(Web page and app entries)
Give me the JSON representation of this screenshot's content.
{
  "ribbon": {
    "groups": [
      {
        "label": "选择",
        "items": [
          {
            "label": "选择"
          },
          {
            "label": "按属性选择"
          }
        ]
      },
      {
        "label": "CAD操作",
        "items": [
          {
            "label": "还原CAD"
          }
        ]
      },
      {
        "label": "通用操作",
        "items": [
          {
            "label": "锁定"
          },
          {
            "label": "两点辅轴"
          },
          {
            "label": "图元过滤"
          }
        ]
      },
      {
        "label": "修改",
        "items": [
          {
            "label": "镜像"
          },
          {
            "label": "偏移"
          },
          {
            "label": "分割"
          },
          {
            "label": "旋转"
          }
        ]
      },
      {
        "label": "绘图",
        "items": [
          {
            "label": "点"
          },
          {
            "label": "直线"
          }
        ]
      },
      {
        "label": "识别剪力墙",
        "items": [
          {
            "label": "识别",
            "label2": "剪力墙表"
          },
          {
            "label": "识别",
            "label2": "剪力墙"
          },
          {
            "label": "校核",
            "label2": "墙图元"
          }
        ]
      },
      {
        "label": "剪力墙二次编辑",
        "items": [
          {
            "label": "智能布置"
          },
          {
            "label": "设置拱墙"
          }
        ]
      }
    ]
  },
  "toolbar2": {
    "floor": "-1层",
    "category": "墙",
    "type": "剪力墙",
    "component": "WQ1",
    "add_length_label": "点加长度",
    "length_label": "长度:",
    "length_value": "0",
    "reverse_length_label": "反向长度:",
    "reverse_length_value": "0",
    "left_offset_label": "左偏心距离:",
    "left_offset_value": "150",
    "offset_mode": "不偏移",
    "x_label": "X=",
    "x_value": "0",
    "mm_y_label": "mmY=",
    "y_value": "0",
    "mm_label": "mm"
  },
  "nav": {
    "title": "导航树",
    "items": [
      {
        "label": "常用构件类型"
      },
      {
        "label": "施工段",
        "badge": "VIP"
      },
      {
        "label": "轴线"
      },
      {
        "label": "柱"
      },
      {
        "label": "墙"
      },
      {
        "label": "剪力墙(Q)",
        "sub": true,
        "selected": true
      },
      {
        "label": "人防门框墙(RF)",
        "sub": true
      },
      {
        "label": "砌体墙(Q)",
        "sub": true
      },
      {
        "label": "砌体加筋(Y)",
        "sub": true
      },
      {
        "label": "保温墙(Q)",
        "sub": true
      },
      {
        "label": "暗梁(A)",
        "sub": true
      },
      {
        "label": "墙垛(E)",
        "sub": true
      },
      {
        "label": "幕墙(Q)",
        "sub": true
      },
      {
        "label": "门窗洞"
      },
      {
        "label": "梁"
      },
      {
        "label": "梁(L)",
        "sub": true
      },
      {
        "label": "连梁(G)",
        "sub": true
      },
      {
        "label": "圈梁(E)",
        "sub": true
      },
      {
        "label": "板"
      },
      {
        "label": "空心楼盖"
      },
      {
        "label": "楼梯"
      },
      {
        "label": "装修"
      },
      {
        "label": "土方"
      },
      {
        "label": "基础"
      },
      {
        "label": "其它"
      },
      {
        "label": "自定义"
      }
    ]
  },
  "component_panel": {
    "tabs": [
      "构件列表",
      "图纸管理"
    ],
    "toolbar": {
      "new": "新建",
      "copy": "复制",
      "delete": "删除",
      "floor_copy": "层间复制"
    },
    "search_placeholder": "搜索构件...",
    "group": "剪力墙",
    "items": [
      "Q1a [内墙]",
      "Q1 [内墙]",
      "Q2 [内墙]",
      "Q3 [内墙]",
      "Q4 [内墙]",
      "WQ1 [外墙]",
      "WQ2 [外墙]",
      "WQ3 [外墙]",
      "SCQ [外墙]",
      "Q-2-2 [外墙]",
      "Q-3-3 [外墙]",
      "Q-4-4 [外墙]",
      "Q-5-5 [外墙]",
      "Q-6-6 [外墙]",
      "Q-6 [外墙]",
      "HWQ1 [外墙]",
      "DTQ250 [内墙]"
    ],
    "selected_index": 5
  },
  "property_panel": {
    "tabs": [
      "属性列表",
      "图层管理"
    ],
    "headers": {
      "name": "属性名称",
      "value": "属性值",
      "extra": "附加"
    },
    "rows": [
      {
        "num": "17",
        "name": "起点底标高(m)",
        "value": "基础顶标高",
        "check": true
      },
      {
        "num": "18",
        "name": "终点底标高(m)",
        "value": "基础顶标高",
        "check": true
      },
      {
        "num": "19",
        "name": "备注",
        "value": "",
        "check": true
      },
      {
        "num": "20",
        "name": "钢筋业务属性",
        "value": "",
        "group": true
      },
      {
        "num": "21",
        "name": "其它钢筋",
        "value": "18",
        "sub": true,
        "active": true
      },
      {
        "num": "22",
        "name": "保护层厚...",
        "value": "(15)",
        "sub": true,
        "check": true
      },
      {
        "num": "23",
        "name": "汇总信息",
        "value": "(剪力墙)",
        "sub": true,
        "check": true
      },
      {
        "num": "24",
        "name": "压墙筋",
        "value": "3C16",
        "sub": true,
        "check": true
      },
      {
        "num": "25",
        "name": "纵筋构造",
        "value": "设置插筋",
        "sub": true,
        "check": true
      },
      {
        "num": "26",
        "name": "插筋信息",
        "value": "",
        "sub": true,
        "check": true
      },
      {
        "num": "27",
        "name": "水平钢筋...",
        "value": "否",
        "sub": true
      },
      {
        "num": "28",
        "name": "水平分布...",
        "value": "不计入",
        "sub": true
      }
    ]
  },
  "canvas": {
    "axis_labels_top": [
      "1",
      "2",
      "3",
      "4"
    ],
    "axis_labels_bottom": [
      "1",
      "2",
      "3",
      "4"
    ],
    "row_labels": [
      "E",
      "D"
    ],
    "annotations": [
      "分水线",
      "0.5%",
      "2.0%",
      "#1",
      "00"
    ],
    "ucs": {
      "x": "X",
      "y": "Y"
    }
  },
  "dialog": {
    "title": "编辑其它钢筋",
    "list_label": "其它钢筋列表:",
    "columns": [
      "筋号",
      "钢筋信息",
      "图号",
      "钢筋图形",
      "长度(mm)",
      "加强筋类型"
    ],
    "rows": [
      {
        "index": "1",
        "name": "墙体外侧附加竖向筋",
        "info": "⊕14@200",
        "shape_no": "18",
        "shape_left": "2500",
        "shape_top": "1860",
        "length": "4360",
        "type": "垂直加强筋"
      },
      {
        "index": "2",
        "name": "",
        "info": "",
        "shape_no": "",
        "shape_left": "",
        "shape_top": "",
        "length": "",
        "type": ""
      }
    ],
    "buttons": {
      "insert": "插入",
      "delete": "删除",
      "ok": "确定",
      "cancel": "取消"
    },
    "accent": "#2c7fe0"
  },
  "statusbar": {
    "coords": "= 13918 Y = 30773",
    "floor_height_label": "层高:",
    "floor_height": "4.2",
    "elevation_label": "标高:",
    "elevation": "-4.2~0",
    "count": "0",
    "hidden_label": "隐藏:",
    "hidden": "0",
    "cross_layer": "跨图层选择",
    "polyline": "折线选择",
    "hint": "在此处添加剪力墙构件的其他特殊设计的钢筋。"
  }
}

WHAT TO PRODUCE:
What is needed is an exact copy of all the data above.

OUTPUT:
Give me the JSON representation of this screenshot's content.
{
  "ribbon": {
    "groups": [
      {
        "label": "选择",
        "items": [
          {
            "label": "选择"
          },
          {
            "label": "按属性选择"
          }
        ]
      },
      {
        "label": "CAD操作",
        "items": [
          {
            "label": "还原CAD"
          }
        ]
      },
      {
        "label": "通用操作",
        "items": [
          {
            "label": "锁定"
          },
          {
            "label": "两点辅轴"
          },
          {
            "label": "图元过滤"
          }
        ]
      },
      {
        "label": "修改",
        "items": [
          {
            "label": "镜像"
          },
          {
            "label": "偏移"
          },
          {
            "label": "分割"
          },
          {
            "label": "旋转"
          }
        ]
      },
      {
        "label": "绘图",
        "items": [
          {
            "label": "点"
          },
          {
            "label": "直线"
          }
        ]
      },
      {
        "label": "识别剪力墙",
        "items": [
          {
            "label": "识别",
            "label2": "剪力墙表"
          },
          {
            "label": "识别",
            "label2": "剪力墙"
          },
          {
            "label": "校核",
            "label2": "墙图元"
          }
        ]
      },
      {
        "label": "剪力墙二次编辑",
        "items": [
          {
            "label": "智能布置"
          },
          {
            "label": "设置拱墙"
          }
        ]
      }
    ]
  },
  "toolbar2": {
    "floor": "-1层",
    "category": "墙",
    "type": "剪力墙",
    "component": "WQ1",
    "add_length_label": "点加长度",
    "length_label": "长度:",
    "length_value": "0",
    "reverse_length_label": "反向长度:",
    "reverse_length_value": "0",
    "left_offset_label": "左偏心距离:",
    "left_offset_value": "150",
    "offset_mode": "不偏移",
    "x_label": "X=",
    "x_value": "0",
    "mm_y_label": "mmY=",
    "y_value": "0",
    "mm_label": "mm"
  },
  "nav": {
    "title": "导航树",
    "items": [
      {
        "label": "常用构件类型"
      },
      {
        "label": "施工段",
        "badge": "VIP"
      },
      {
        "label": "轴线"
      },
      {
        "label": "柱"
      },
      {
        "label": "墙"
      },
      {
        "label": "剪力墙(Q)",
        "sub": true,
        "selected": true
      },
      {
        "label": "人防门框墙(RF)",
        "sub": true
      },
      {
        "label": "砌体墙(Q)",
        "sub": true
      },
      {
        "label": "砌体加筋(Y)",
        "sub": true
      },
      {
        "label": "保温墙(Q)",
        "sub": true
      },
      {
        "label": "暗梁(A)",
        "sub": true
      },
      {
        "label": "墙垛(E)",
        "sub": true
      },
      {
        "label": "幕墙(Q)",
        "sub": true
      },
      {
        "label": "门窗洞"
      },
      {
        "label": "梁"
      },
      {
        "label": "梁(L)",
        "sub": true
      },
      {
        "label": "连梁(G)",
        "sub": true
      },
      {
        "label": "圈梁(E)",
        "sub": true
      },
      {
        "label": "板"
      },
      {
        "label": "空心楼盖"
      },
      {
        "label": "楼梯"
      },
      {
        "label": "装修"
      },
      {
        "label": "土方"
      },
      {
        "label": "基础"
      },
      {
        "label": "其它"
      },
      {
        "label": "自定义"
      }
    ]
  },
  "component_panel": {
    "tabs": [
      "构件列表",
      "图纸管理"
    ],
    "toolbar": {
      "new": "新建",
      "copy": "复制",
      "delete": "删除",
      "floor_copy": "层间复制"
    },
    "search_placeholder": "搜索构件...",
    "group": "剪力墙",
    "items": [
      "Q1a [内墙]",
      "Q1 [内墙]",
      "Q2 [内墙]",
      "Q3 [内墙]",
      "Q4 [内墙]",
      "WQ1 [外墙]",
      "WQ2 [外墙]",
      "WQ3 [外墙]",
      "SCQ [外墙]",
      "Q-2-2 [外墙]",
      "Q-3-3 [外墙]",
      "Q-4-4 [外墙]",
      "Q-5-5 [外墙]",
      "Q-6-6 [外墙]",
      "Q-6 [外墙]",
      "HWQ1 [外墙]",
      "DTQ250 [内墙]"
    ],
    "selected_index": 5
  },
  "property_panel": {
    "tabs": [
      "属性列表",
      "图层管理"
    ],
    "headers": {
      "name": "属性名称",
      "value": "属性值",
      "extra": "附加"
    },
    "rows": [
      {
        "num": "17",
        "name": "起点底标高(m)",
        "value": "基础顶标高",
        "check": true
      },
      {
        "num": "18",
        "name": "终点底标高(m)",
        "value": "基础顶标高",
        "check": true
      },
      {
        "num": "19",
        "name": "备注",
        "value": "",
        "check": true
      },
      {
        "num": "20",
        "name": "钢筋业务属性",
        "value": "",
        "group": true
      },
      {
        "num": "21",
        "name": "其它钢筋",
        "value": "18",
        "sub": true,
        "active": true
      },
      {
        "num": "22",
        "name": "保护层厚...",
        "value": "(15)",
        "sub": true,
        "check": true
      },
      {
        "num": "23",
        "name": "汇总信息",
        "value": "(剪力墙)",
        "sub": true,
        "check": true
      },
      {
        "num": "24",
        "name": "压墙筋",
        "value": "3C16",
        "sub": true,
        "check": true
      },
      {
        "num": "25",
        "name": "纵筋构造",
        "value": "设置插筋",
        "sub": true,
        "check": true
      },
      {
        "num": "26",
        "name": "插筋信息",
        "value": "",
        "sub": true,
        "check": true
      },
      {
        "num": "27",
        "name": "水平钢筋...",
        "value": "否",
        "sub": true
      },
      {
        "num": "28",
        "name": "水平分布...",
        "value": "不计入",
        "sub": true
      }
    ]
  },
  "canvas": {
    "axis_labels_top": [
      "1",
      "2",
      "3",
      "4"
    ],
    "axis_labels_bottom": [
      "1",
      "2",
      "3",
      "4"
    ],
    "row_labels": [
      "E",
      "D"
    ],
    "annotations": [
      "分水线",
      "0.5%",
      "2.0%",
      "#1",
      "00"
    ],
    "ucs": {
      "x": "X",
      "y": "Y"
    }
  },
  "dialog": {
    "title": "编辑其它钢筋",
    "list_label": "其它钢筋列表:",
    "columns": [
      "筋号",
      "钢筋信息",
      "图号",
      "钢筋图形",
      "长度(mm)",
      "加强筋类型"
    ],
    "rows": [
      {
        "index": "1",
        "name": "墙体外侧附加竖向筋",
        "info": "⊕14@200",
        "shape_no": "18",
        "shape_left": "2500",
        "shape_top": "1860",
        "length": "4360",
        "type": "垂直加强筋"
      },
      {
        "index": "2",
        "name": "",
        "info": "",
        "shape_no": "",
        "shape_left": "",
        "shape_top": "",
        "length": "",
        "type": ""
      }
    ],
    "buttons": {
      "insert": "插入",
      "delete": "删除",
      "ok": "确定",
      "cancel": "取消"
    },
    "accent": "#2c7fe0"
  },
  "statusbar": {
    "coords": "= 13918 Y = 30773",
    "floor_height_label": "层高:",
    "floor_height": "4.2",
    "elevation_label": "标高:",
    "elevation": "-4.2~0",
    "count": "0",
    "hidden_label": "隐藏:",
    "hidden": "0",
    "cross_layer": "跨图层选择",
    "polyline": "折线选择",
    "hint": "在此处添加剪力墙构件的其他特殊设计的钢筋。"
  }
}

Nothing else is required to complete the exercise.